In the world of exchange rates, decimals abound. How your issuer rounds these numbers can change your exchange rate positively or negatively — but usually not by much. Here’s what you might notice:
For example, take these Visa purchases made in Icelandic krona. All of these transactions took place on the same day, so you’d think Visa would have used the same exchange rates. But because of rounding, there are slight differences starting in the sixth and seventh decimal places.
On June 19, 2016, when those purchases were made, 1 krona was equal to $0.008089, according to Visa’s currency exchange rate tool. Here’s how that number might have become 0.008094240, as shown for the first transaction:

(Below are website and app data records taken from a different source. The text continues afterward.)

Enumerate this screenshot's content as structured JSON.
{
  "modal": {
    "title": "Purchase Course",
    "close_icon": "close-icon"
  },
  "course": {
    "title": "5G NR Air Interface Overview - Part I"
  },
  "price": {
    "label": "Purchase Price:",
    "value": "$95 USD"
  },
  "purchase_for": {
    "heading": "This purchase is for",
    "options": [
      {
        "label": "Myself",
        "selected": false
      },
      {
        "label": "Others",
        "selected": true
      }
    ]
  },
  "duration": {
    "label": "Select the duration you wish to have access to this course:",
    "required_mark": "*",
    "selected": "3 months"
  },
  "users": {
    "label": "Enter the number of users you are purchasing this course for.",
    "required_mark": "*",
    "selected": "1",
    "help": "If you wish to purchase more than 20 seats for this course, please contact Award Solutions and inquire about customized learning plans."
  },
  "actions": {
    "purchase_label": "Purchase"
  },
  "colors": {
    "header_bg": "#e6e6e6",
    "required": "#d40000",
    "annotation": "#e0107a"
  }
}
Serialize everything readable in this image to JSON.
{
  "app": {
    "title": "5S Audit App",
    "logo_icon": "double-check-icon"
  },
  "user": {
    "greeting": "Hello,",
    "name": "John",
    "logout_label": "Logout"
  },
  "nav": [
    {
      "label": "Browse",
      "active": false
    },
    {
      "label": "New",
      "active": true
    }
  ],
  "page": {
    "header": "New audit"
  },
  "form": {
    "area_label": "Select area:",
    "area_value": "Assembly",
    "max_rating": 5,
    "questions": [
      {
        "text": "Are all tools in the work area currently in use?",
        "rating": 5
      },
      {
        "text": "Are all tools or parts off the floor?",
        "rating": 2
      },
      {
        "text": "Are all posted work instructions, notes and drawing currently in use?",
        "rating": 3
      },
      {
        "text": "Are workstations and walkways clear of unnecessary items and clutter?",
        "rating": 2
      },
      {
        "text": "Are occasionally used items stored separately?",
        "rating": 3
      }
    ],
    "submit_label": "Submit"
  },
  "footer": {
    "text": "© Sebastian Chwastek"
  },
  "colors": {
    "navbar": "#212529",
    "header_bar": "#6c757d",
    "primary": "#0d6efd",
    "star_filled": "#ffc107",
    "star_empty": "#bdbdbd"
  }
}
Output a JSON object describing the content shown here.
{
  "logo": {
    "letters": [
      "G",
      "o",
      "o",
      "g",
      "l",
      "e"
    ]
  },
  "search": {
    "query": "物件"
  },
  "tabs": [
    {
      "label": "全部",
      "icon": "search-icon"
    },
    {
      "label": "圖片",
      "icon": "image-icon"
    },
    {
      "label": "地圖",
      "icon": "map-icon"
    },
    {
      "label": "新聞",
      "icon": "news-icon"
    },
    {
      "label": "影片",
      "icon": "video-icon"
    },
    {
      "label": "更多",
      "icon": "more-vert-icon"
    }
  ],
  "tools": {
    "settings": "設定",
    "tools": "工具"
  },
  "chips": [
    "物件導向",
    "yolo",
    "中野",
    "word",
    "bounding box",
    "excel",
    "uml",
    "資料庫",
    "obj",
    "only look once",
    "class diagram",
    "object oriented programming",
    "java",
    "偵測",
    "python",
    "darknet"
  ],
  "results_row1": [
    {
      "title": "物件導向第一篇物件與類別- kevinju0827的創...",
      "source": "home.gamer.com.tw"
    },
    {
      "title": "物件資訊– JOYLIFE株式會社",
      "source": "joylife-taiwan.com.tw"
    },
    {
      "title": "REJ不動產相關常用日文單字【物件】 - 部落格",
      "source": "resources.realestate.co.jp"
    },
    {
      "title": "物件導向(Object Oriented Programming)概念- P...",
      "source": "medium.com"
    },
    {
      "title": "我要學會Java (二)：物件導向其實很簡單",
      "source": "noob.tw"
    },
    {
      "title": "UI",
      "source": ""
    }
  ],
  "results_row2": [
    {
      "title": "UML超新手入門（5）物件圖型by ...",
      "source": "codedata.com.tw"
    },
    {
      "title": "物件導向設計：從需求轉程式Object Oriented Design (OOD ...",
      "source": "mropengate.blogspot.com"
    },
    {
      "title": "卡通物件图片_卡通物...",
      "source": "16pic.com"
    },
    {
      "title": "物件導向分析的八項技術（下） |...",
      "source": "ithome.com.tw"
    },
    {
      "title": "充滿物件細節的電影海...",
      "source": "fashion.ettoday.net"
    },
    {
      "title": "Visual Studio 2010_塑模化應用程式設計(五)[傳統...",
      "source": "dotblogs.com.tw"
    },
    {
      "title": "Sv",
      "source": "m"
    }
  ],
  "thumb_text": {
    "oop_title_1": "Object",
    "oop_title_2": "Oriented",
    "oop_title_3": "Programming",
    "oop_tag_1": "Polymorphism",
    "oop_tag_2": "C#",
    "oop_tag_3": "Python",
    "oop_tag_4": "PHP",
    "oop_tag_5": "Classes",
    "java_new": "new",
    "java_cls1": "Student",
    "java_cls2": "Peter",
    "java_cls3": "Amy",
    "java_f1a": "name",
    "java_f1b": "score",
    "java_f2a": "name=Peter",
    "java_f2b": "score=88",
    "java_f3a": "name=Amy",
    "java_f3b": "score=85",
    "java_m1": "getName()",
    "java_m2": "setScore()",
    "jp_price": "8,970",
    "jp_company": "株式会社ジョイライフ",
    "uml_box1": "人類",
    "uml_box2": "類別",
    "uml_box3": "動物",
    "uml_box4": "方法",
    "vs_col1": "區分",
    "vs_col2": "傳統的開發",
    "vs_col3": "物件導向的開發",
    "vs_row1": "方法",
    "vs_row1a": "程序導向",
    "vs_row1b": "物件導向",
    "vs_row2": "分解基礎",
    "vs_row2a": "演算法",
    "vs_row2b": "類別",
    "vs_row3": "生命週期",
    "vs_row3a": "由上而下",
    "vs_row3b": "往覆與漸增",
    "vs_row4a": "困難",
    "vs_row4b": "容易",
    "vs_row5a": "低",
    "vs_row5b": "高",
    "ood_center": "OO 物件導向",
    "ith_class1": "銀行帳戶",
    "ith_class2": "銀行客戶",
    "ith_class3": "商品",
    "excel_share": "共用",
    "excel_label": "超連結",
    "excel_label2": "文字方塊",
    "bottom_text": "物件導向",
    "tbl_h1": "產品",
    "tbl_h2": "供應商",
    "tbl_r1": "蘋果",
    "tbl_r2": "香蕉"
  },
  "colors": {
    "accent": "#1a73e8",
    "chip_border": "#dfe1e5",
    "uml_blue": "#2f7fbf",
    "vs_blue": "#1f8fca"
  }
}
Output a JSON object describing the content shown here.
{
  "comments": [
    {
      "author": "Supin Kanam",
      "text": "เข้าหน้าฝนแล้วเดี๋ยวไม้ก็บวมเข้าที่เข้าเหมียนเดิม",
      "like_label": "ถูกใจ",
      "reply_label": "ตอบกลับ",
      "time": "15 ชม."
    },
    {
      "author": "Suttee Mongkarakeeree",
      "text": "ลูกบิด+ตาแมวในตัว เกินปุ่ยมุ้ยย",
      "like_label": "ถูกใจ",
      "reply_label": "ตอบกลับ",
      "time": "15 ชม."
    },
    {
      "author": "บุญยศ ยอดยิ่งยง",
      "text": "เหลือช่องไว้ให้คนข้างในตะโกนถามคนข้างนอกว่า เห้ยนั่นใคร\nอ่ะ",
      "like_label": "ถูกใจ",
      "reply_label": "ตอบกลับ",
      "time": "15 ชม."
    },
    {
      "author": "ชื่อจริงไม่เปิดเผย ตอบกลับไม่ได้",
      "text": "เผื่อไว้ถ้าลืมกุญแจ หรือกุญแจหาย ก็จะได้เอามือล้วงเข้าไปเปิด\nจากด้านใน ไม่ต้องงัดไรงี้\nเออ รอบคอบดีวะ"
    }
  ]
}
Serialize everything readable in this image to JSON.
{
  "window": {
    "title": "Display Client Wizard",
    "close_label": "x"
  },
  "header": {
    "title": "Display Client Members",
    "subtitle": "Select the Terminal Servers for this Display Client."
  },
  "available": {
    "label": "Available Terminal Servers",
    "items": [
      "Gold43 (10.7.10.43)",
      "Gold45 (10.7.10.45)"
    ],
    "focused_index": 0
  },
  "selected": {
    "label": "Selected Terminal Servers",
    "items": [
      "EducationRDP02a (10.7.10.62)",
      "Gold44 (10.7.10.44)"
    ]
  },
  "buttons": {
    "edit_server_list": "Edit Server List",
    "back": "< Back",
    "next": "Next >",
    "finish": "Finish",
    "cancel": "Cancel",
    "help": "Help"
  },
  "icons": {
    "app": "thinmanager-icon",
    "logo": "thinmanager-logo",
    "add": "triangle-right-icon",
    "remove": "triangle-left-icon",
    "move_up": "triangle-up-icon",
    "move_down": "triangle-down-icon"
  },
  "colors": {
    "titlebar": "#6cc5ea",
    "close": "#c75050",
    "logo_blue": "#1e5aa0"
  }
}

As a result, the rate on the statement is a tiny bit higher than the one Visa published for that day. But it's not because there's a markup embedded in the rate, a practice that was prohibited under a 2006 court decision. Rather, it's the result of rounding.
You might assume that your issuer will use the rates published on the day you made your purchase. But sometimes it’s more complicated.
Your statement also might not always list the date on which the exchange rate was applied. Sometimes it will only list the day your issuer funds the purchase through the card network, thus completing the transaction. This might be two business days after the day the merchant processed your purchase or longer, especially if you made the purchase near a weekend or a holiday.
If there’s a major discrepancy between the exchange rate on your statement and your network’s online rate, there’s no need to spend hours with your calculator trying to understand it. Just contact your issuer and ask.
If it turns out your issuer really did make an error, . If that isn’t successful, with the Consumer Financial Protection Bureau. Even if it was your issuer’s goof, it’s up to you to recoup your costs.